§ **Aim of the task**
Since pictures are not wanted in the copy, output only the rest of each record exactly.

┌────────

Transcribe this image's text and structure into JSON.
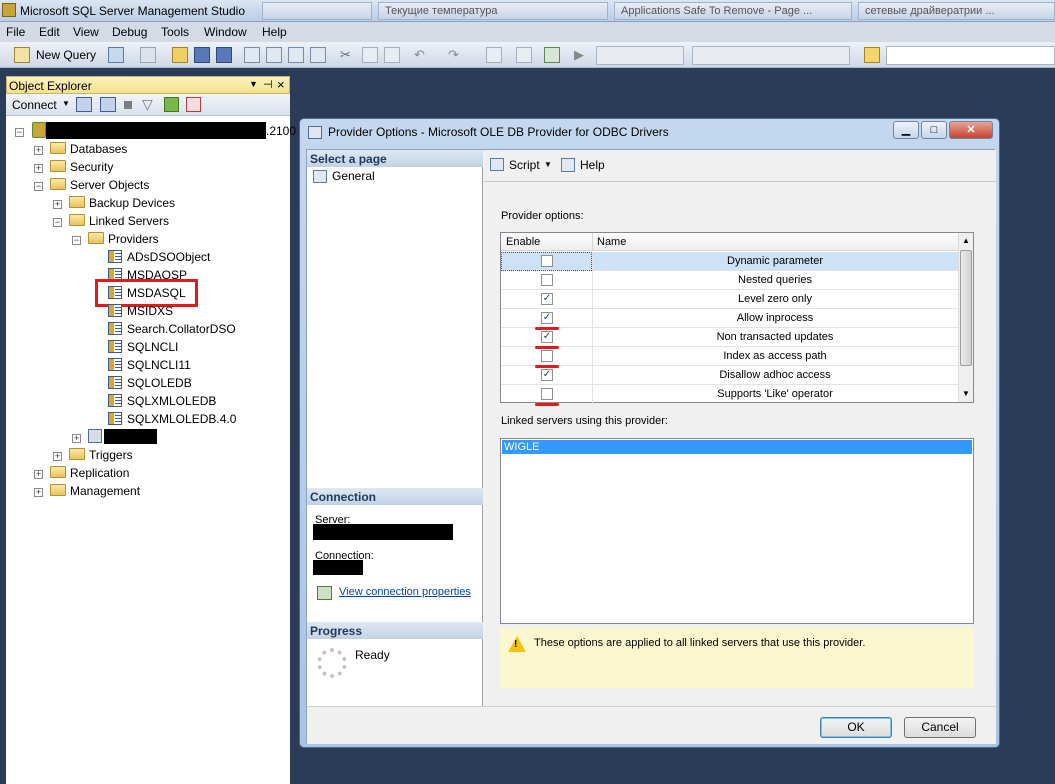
{
  "app": {
    "title": "Microsoft SQL Server Management Studio",
    "taskbar_tabs": [
      "",
      "Текущие температура",
      "Applications Safe To Remove - Page ...",
      "сетевые драйвератрии ..."
    ]
  },
  "menu": [
    "File",
    "Edit",
    "View",
    "Debug",
    "Tools",
    "Window",
    "Help"
  ],
  "toolbar": {
    "new_query": "New Query"
  },
  "object_explorer": {
    "title": "Object Explorer",
    "connect": "Connect",
    "server_suffix": ".2100",
    "nodes": {
      "databases": "Databases",
      "security": "Security",
      "server_objects": "Server Objects",
      "backup_devices": "Backup Devices",
      "linked_servers": "Linked Servers",
      "providers": "Providers",
      "triggers": "Triggers",
      "replication": "Replication",
      "management": "Management"
    },
    "providers": [
      "ADsDSOObject",
      "MSDAOSP",
      "MSDASQL",
      "MSIDXS",
      "Search.CollatorDSO",
      "SQLNCLI",
      "SQLNCLI11",
      "SQLOLEDB",
      "SQLXMLOLEDB",
      "SQLXMLOLEDB.4.0"
    ]
  },
  "dialog": {
    "title": "Provider Options - Microsoft OLE DB Provider for ODBC Drivers",
    "select_page": "Select a page",
    "page_general": "General",
    "script": "Script",
    "help": "Help",
    "provider_options_label": "Provider options:",
    "col_enable": "Enable",
    "col_name": "Name",
    "options": [
      {
        "name": "Dynamic parameter",
        "checked": false
      },
      {
        "name": "Nested queries",
        "checked": false
      },
      {
        "name": "Level zero only",
        "checked": true
      },
      {
        "name": "Allow inprocess",
        "checked": true
      },
      {
        "name": "Non transacted updates",
        "checked": true
      },
      {
        "name": "Index as access path",
        "checked": false
      },
      {
        "name": "Disallow adhoc access",
        "checked": true
      },
      {
        "name": "Supports 'Like' operator",
        "checked": false
      }
    ],
    "linked_servers_label": "Linked servers using this provider:",
    "linked_servers": [
      "WIGLE"
    ],
    "connection_section": "Connection",
    "server_label": "Server:",
    "connection_label": "Connection:",
    "view_conn_props": "View connection properties",
    "progress_section": "Progress",
    "progress_status": "Ready",
    "warning": "These options are applied to all linked servers that use this provider.",
    "ok": "OK",
    "cancel": "Cancel"
  },
  "colors": {
    "accent_select": "#3399ff",
    "red_annotation": "#e01b1b",
    "warning_bg": "#fbf8d0"
  }
}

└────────

§ **Response to this task**
Transcribe this image's text and structure into JSON.
{
  "app": {
    "title": "Microsoft SQL Server Management Studio",
    "taskbar_tabs": [
      "",
      "Текущие температура",
      "Applications Safe To Remove - Page ...",
      "сетевые драйвератрии ..."
    ]
  },
  "menu": [
    "File",
    "Edit",
    "View",
    "Debug",
    "Tools",
    "Window",
    "Help"
  ],
  "toolbar": {
    "new_query": "New Query"
  },
  "object_explorer": {
    "title": "Object Explorer",
    "connect": "Connect",
    "server_suffix": ".2100",
    "nodes": {
      "databases": "Databases",
      "security": "Security",
      "server_objects": "Server Objects",
      "backup_devices": "Backup Devices",
      "linked_servers": "Linked Servers",
      "providers": "Providers",
      "triggers": "Triggers",
      "replication": "Replication",
      "management": "Management"
    },
    "providers": [
      "ADsDSOObject",
      "MSDAOSP",
      "MSDASQL",
      "MSIDXS",
      "Search.CollatorDSO",
      "SQLNCLI",
      "SQLNCLI11",
      "SQLOLEDB",
      "SQLXMLOLEDB",
      "SQLXMLOLEDB.4.0"
    ]
  },
  "dialog": {
    "title": "Provider Options - Microsoft OLE DB Provider for ODBC Drivers",
    "select_page": "Select a page",
    "page_general": "General",
    "script": "Script",
    "help": "Help",
    "provider_options_label": "Provider options:",
    "col_enable": "Enable",
    "col_name": "Name",
    "options": [
      {
        "name": "Dynamic parameter",
        "checked": false
      },
      {
        "name": "Nested queries",
        "checked": false
      },
      {
        "name": "Level zero only",
        "checked": true
      },
      {
        "name": "Allow inprocess",
        "checked": true
      },
      {
        "name": "Non transacted updates",
        "checked": true
      },
      {
        "name": "Index as access path",
        "checked": false
      },
      {
        "name": "Disallow adhoc access",
        "checked": true
      },
      {
        "name": "Supports 'Like' operator",
        "checked": false
      }
    ],
    "linked_servers_label": "Linked servers using this provider:",
    "linked_servers": [
      "WIGLE"
    ],
    "connection_section": "Connection",
    "server_label": "Server:",
    "connection_label": "Connection:",
    "view_conn_props": "View connection properties",
    "progress_section": "Progress",
    "progress_status": "Ready",
    "warning": "These options are applied to all linked servers that use this provider.",
    "ok": "OK",
    "cancel": "Cancel"
  },
  "colors": {
    "accent_select": "#3399ff",
    "red_annotation": "#e01b1b",
    "warning_bg": "#fbf8d0"
  }
}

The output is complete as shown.